Sources outside of the government say that Pakistan’s economy had a “solid macroeconomic recovery (within)… five years.” Given Pakistan’s low level of growth, the long-term outlook was still uncertain, but the medium-term outlook for creating jobs and reducing poverty was the best it had been in more than a decade. Since 2001, the amount of people living in poverty has gone down by 10%, and Islamabad has slowly increased spending on development, including a 52% real increase in the budget for development in FY07, which was a step that needed to be taken to fix the underdevelopment of its social sector as a whole. The fiscal imbalance seemed to be manageable. It was caused by chronically low tax collections and increased spending, such as the costs of rebuilding after the earthquake in October 2005.. In 2004 and 2006, the growth of GDP stayed between 6 and 8 percent. This was due to growth in the industry and service sectors. The biggest threat to the economy was still inflation, which jumped to more than 9% in 2005 and then went down to 7.9% in 2006. The central bank tried to keep growth going by making money tighter and raising interest rates in 2006. The steady money that workers sent home from abroad ($10.95 billion in 2005) helped the country’s foreign exchange savings.

In the defence area, too, steps were taken to get cooperation going again. In July 2002, the US said it would sell six cargo planes to Pakistan. This would be the first big military sale between the two countries since 1990. Six planes, equipment, services, and training sites were part of the $75 million deal. “The proposed sale will (improve) the United States’ foreign policy and national security,” the Pentagon said in defence of the move. Pakistan would be able to help the US-led military operation against the Taliban and Osama bin Laden’s Al Qaeda network more if it had these planes.

Within five years, the wheel went all the way around, bringing back memories of how things were during the height of the Afghan Jehad. Pakistan was named one of the US’s most important non-NATO allies. The Defence Security Cooperation Agency told Congress on June 28, 2006, that it planned to give Pakistan a $5.1 billion Foreign Military Sales package to update the F-16s, which were the best fighters in the PAF. The US company Lockheed Martin was given a $ 144 million deal to start making 18 F-16C/Ds for Pakistan. The project was supposed to be finished by November 2010. Conformal fuel tanks, helmet-mounted cueing systems, Link 16 data links, and electronic warfare tools were all part of the package. 500 Raytheon AIM-120C5, 200 AIM-9M Sidewinder air-to-air missiles, and 2,100 precision-guided bombs were part of a $650 million deal for weapons.

In December 2006, Pakistan Air Force and Tusas Aerospace Industries of Turkey signed an agreement to update up to 32 F-16A/Bs. Also, the Pentagon told Congress that it might sell three P-3 planes with airborne early warning systems (AWACS) worth $855 million to Pakistan. “Pakistan plans to use the planes with the E-2C Hawkeye Airborne Early Warning System for its naval forces,” says the Pentagon. Pakistan would be better able to stop terrorists and drug dealers from entering or leaving the country with the help of the updated planes.
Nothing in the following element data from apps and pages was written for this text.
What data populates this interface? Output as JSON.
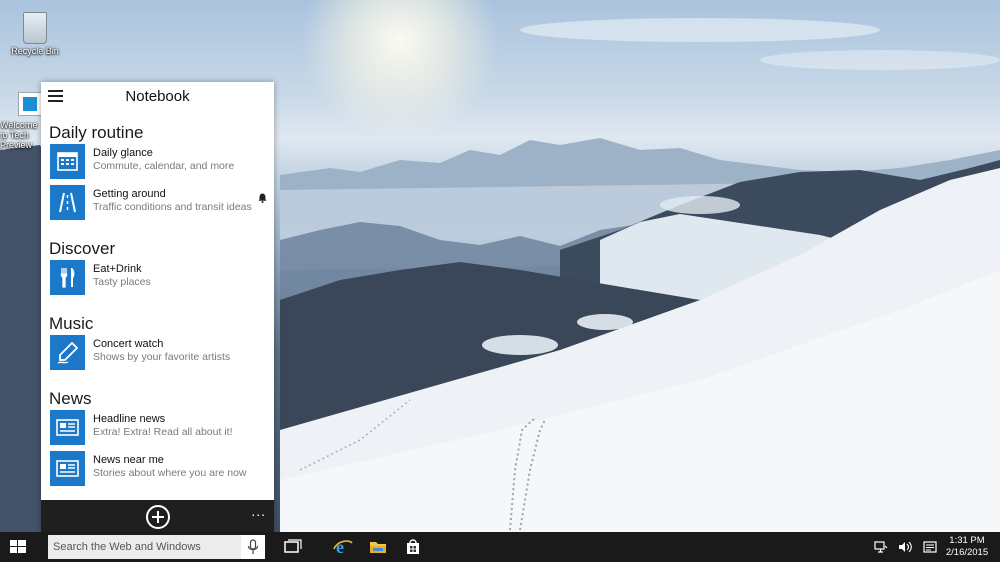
{
  "desktop": {
    "icons": [
      {
        "label": "Recycle Bin"
      },
      {
        "label": "Welcome to Tech Preview"
      }
    ]
  },
  "notebook": {
    "title": "Notebook",
    "sections": [
      {
        "title": "Daily routine",
        "items": [
          {
            "title": "Daily glance",
            "subtitle": "Commute, calendar, and more",
            "icon": "calendar-icon"
          },
          {
            "title": "Getting around",
            "subtitle": "Traffic conditions and transit ideas",
            "icon": "road-icon"
          }
        ]
      },
      {
        "title": "Discover",
        "items": [
          {
            "title": "Eat+Drink",
            "subtitle": "Tasty places",
            "icon": "fork-knife-icon"
          }
        ]
      },
      {
        "title": "Music",
        "items": [
          {
            "title": "Concert watch",
            "subtitle": "Shows by your favorite artists",
            "icon": "pen-icon"
          }
        ]
      },
      {
        "title": "News",
        "items": [
          {
            "title": "Headline news",
            "subtitle": "Extra! Extra! Read all about it!",
            "icon": "newspaper-icon"
          },
          {
            "title": "News near me",
            "subtitle": "Stories about where you are now",
            "icon": "newspaper-icon"
          }
        ]
      }
    ],
    "footer": {
      "more": "..."
    }
  },
  "taskbar": {
    "search_placeholder": "Search the Web and Windows",
    "clock": {
      "time": "1:31 PM",
      "date": "2/16/2015"
    }
  },
  "colors": {
    "tile_blue": "#1c78c9",
    "taskbar": "#1a1a1a",
    "panel_footer": "#1f1f1f"
  }
}
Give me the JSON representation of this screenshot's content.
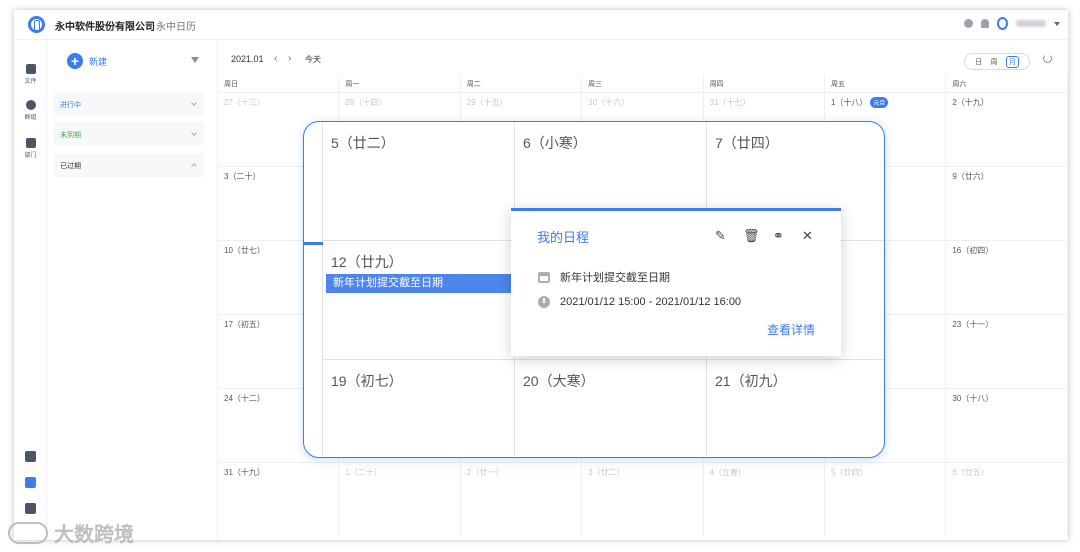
{
  "header": {
    "company": "永中软件股份有限公司",
    "app": "永中日历"
  },
  "rail": {
    "items": [
      {
        "label": "文件"
      },
      {
        "label": "群组"
      },
      {
        "label": "部门"
      }
    ]
  },
  "panel": {
    "new_label": "新建",
    "groups": [
      {
        "label": "进行中",
        "color": "#3b7df0"
      },
      {
        "label": "未到期",
        "color": "#3bb24a"
      },
      {
        "label": "已过期",
        "color": "#333333"
      }
    ]
  },
  "calendar": {
    "month": "2021.01",
    "prev": "‹",
    "next": "›",
    "today": "今天",
    "views": [
      "日",
      "周",
      "月"
    ],
    "active_view": "月",
    "weekdays": [
      "周日",
      "周一",
      "周二",
      "周三",
      "周四",
      "周五",
      "周六"
    ],
    "weeks": [
      [
        "27（十三）",
        "28（十四）",
        "29（十五）",
        "30（十六）",
        "31（十七）",
        "1（十八）",
        "2（十九）"
      ],
      [
        "3（二十）",
        "",
        "",
        "",
        "",
        "",
        "9（廿六）"
      ],
      [
        "10（廿七）",
        "",
        "",
        "",
        "",
        "",
        "16（初四）"
      ],
      [
        "17（初五）",
        "",
        "",
        "",
        "",
        "",
        "23（十一）"
      ],
      [
        "24（十二）",
        "",
        "",
        "",
        "",
        "",
        "30（十八）"
      ],
      [
        "31（十九）",
        "1（二十）",
        "2（廿一）",
        "3（廿二）",
        "4（立春）",
        "5（廿四）",
        "6（廿五）"
      ]
    ],
    "newyear_badge": "元旦"
  },
  "zoom": {
    "days": [
      "5（廿二）",
      "6（小寒）",
      "7（廿四）",
      "12（廿九）",
      "19（初七）",
      "20（大寒）",
      "21（初九）"
    ],
    "event": "新年计划提交截至日期"
  },
  "popup": {
    "title": "我的日程",
    "event": "新年计划提交截至日期",
    "time": "2021/01/12 15:00 - 2021/01/12 16:00",
    "link": "查看详情",
    "edit": "✎",
    "delete": "🗑",
    "share": "⚭",
    "close": "✕"
  },
  "watermark": "大数跨境"
}
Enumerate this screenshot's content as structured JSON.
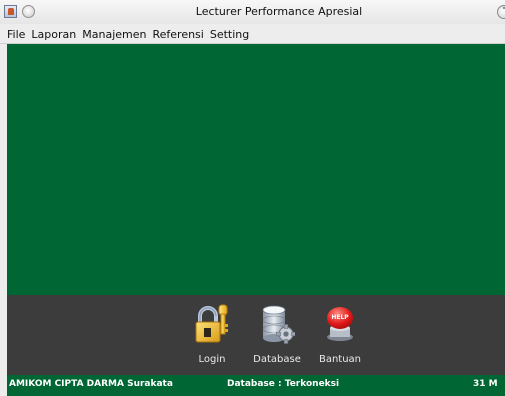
{
  "window": {
    "title": "Lecturer Performance Apresial"
  },
  "menu": [
    "File",
    "Laporan",
    "Manajemen",
    "Referensi",
    "Setting"
  ],
  "toolbar": {
    "login_label": "Login",
    "database_label": "Database",
    "bantuan_label": "Bantuan",
    "help_badge": "HELP"
  },
  "status": {
    "institution": "AMIKOM CIPTA DARMA Surakata",
    "database": "Database : Terkoneksi",
    "date": "31 M"
  },
  "colors": {
    "desktop": "#006633",
    "toolbar": "#3c3c3c",
    "status": "#006633"
  }
}
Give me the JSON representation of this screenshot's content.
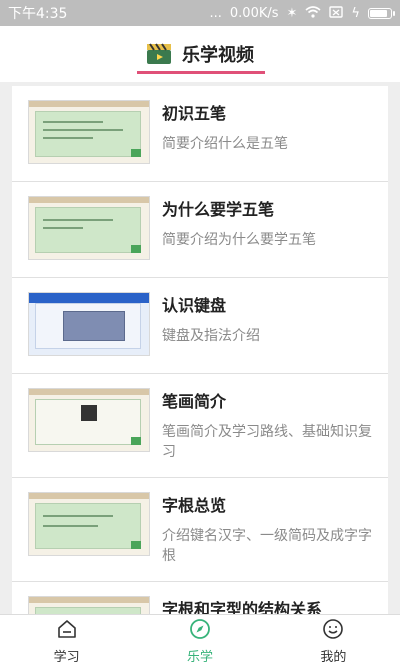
{
  "status": {
    "time": "下午4:35",
    "dots": "...",
    "speed": "0.00K/s",
    "battery_level": 0.85
  },
  "header": {
    "title": "乐学视频",
    "accent_color": "#e05078"
  },
  "items": [
    {
      "title": "初识五笔",
      "desc": "简要介绍什么是五笔"
    },
    {
      "title": "为什么要学五笔",
      "desc": "简要介绍为什么要学五笔"
    },
    {
      "title": "认识键盘",
      "desc": "键盘及指法介绍"
    },
    {
      "title": "笔画简介",
      "desc": "笔画简介及学习路线、基础知识复习"
    },
    {
      "title": "字根总览",
      "desc": "介绍键名汉字、一级简码及成字字根"
    },
    {
      "title": "字根和字型的结构关系",
      "desc": ""
    }
  ],
  "nav": {
    "items": [
      {
        "label": "学习",
        "icon": "home-icon"
      },
      {
        "label": "乐学",
        "icon": "compass-icon"
      },
      {
        "label": "我的",
        "icon": "smiley-icon"
      }
    ],
    "active_color": "#37b37a"
  }
}
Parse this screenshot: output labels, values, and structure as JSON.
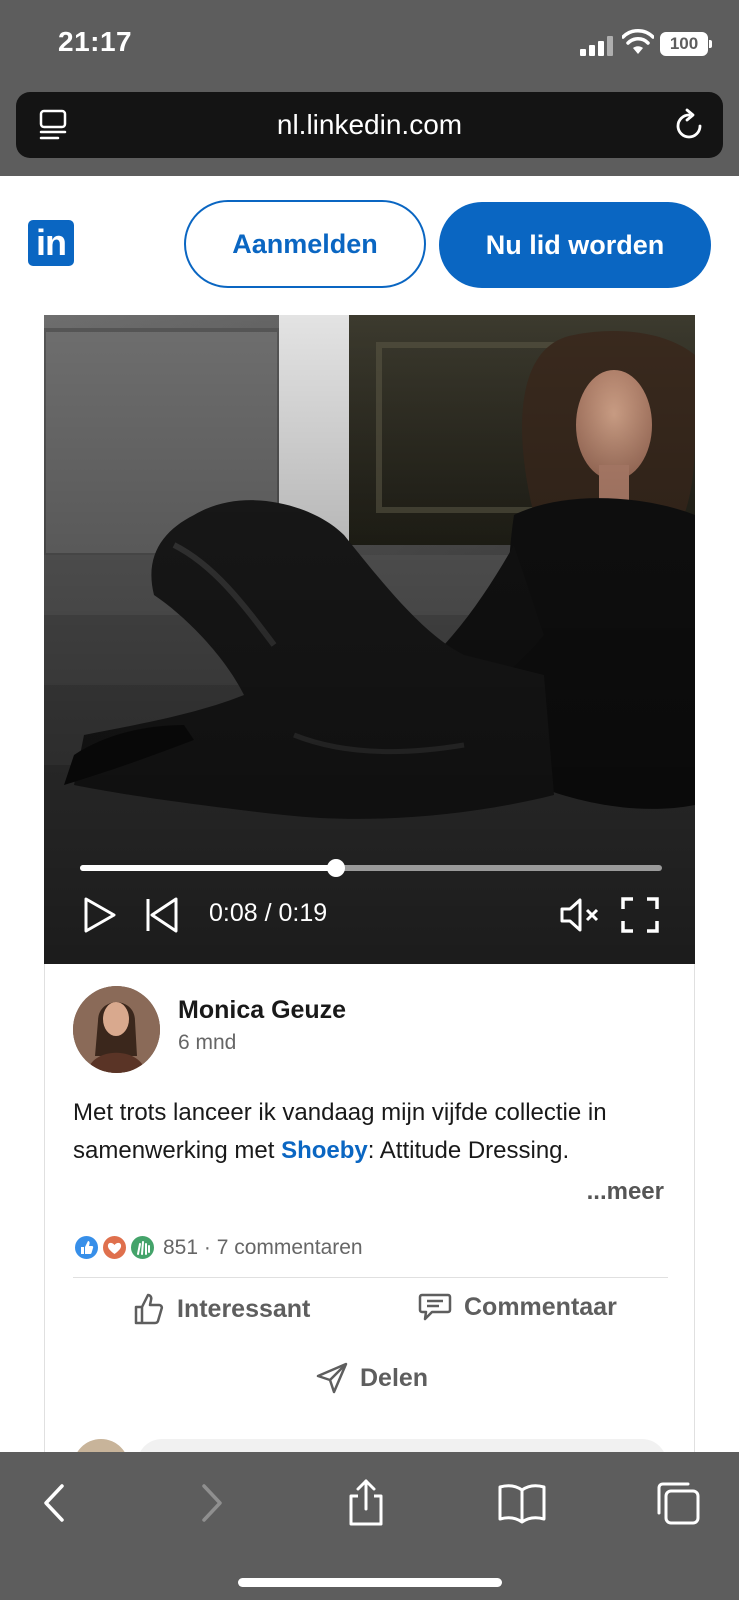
{
  "status_bar": {
    "time": "21:17",
    "battery": "100"
  },
  "browser": {
    "url": "nl.linkedin.com"
  },
  "header": {
    "logo_text": "in",
    "signin_label": "Aanmelden",
    "join_label": "Nu lid worden"
  },
  "video": {
    "time_display": "0:08 / 0:19",
    "progress": 0.44
  },
  "post": {
    "author": "Monica Geuze",
    "time_ago": "6 mnd",
    "text_before": "Met trots lanceer ik vandaag mijn vijfde collectie in samenwerking met ",
    "mention": "Shoeby",
    "text_after": ": Attitude Dressing.",
    "more_label": "...meer",
    "reactions_summary": "851 · 7 commentaren",
    "actions": {
      "like": "Interessant",
      "comment": "Commentaar",
      "share": "Delen"
    }
  },
  "colors": {
    "brand": "#0a66c2",
    "chrome": "#5d5d5d"
  }
}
Pakistan did get more money and better weapons because of the gift. But in exchange, it had to help the US-led International Security Assistance Force (ISAF) fight the Taliban and Al-Qaida in Afghanistan without any conditions. It did this, which more than made up for what it lost.